## [To do]
Repeat the data exactly, leaving out any image.

[Entries taken from a collection]
━━━━━━

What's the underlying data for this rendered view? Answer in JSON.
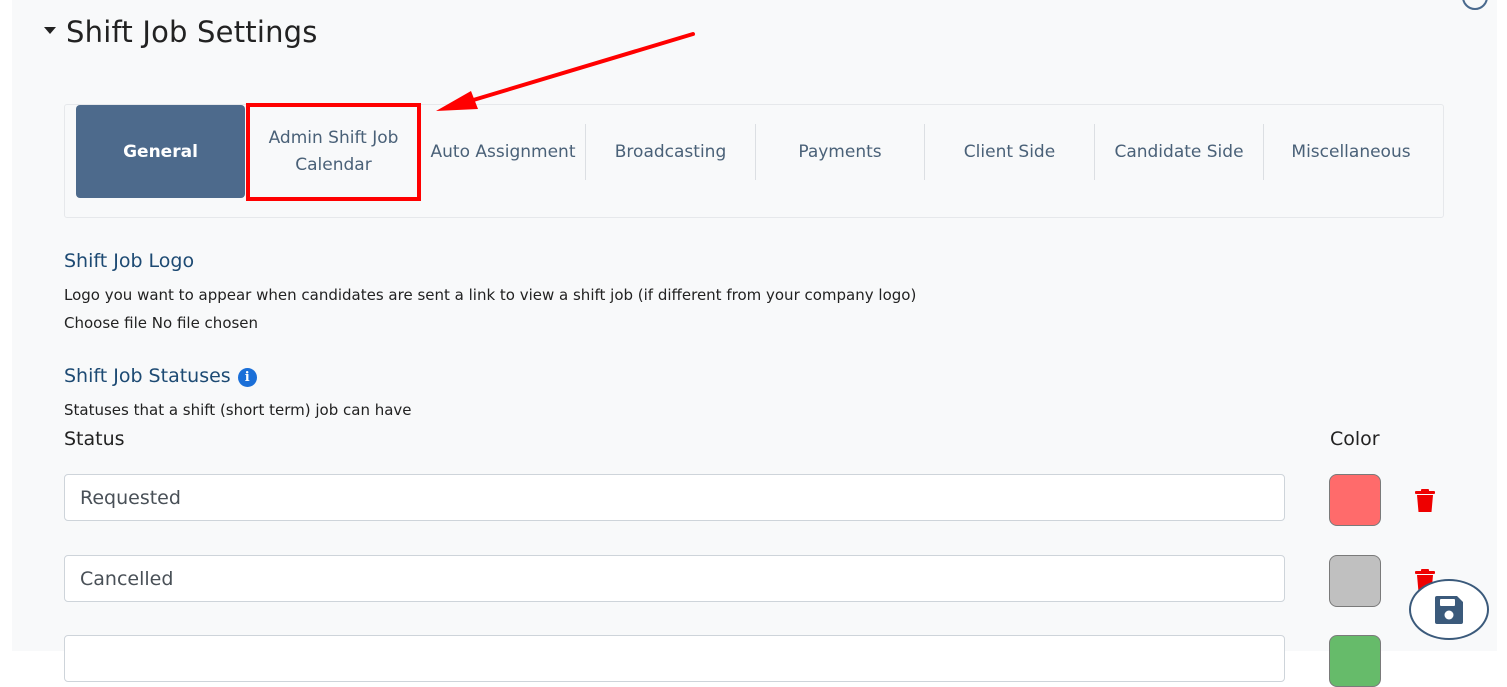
{
  "section": {
    "title": "Shift Job Settings"
  },
  "tabs": [
    {
      "label": "General",
      "active": true
    },
    {
      "label": "Admin Shift Job Calendar",
      "line1": "Admin Shift Job",
      "line2": "Calendar",
      "highlighted": true
    },
    {
      "label": "Auto Assignment"
    },
    {
      "label": "Broadcasting"
    },
    {
      "label": "Payments"
    },
    {
      "label": "Client Side"
    },
    {
      "label": "Candidate Side"
    },
    {
      "label": "Miscellaneous"
    }
  ],
  "logo_section": {
    "title": "Shift Job Logo",
    "description": "Logo you want to appear when candidates are sent a link to view a shift job (if different from your company logo)",
    "file_button": "Choose file",
    "file_status": "No file chosen"
  },
  "statuses_section": {
    "title": "Shift Job Statuses",
    "info_icon": "info-icon",
    "description": "Statuses that a shift (short term) job can have",
    "col_status": "Status",
    "col_color": "Color",
    "rows": [
      {
        "value": "Requested",
        "color": "#ff6b6b"
      },
      {
        "value": "Cancelled",
        "color": "#c0c0c0"
      },
      {
        "value": "",
        "color": "#66bb6a"
      }
    ]
  },
  "colors": {
    "accent": "#4d6a8c",
    "heading": "#1d4a73",
    "delete": "#ee0000",
    "highlight": "#ff0000"
  }
}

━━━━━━

## [Solved exercise]
What's the underlying data for this rendered view? Answer in JSON.
{
  "section": {
    "title": "Shift Job Settings"
  },
  "tabs": [
    {
      "label": "General",
      "active": true
    },
    {
      "label": "Admin Shift Job Calendar",
      "line1": "Admin Shift Job",
      "line2": "Calendar",
      "highlighted": true
    },
    {
      "label": "Auto Assignment"
    },
    {
      "label": "Broadcasting"
    },
    {
      "label": "Payments"
    },
    {
      "label": "Client Side"
    },
    {
      "label": "Candidate Side"
    },
    {
      "label": "Miscellaneous"
    }
  ],
  "logo_section": {
    "title": "Shift Job Logo",
    "description": "Logo you want to appear when candidates are sent a link to view a shift job (if different from your company logo)",
    "file_button": "Choose file",
    "file_status": "No file chosen"
  },
  "statuses_section": {
    "title": "Shift Job Statuses",
    "info_icon": "info-icon",
    "description": "Statuses that a shift (short term) job can have",
    "col_status": "Status",
    "col_color": "Color",
    "rows": [
      {
        "value": "Requested",
        "color": "#ff6b6b"
      },
      {
        "value": "Cancelled",
        "color": "#c0c0c0"
      },
      {
        "value": "",
        "color": "#66bb6a"
      }
    ]
  },
  "colors": {
    "accent": "#4d6a8c",
    "heading": "#1d4a73",
    "delete": "#ee0000",
    "highlight": "#ff0000"
  }
}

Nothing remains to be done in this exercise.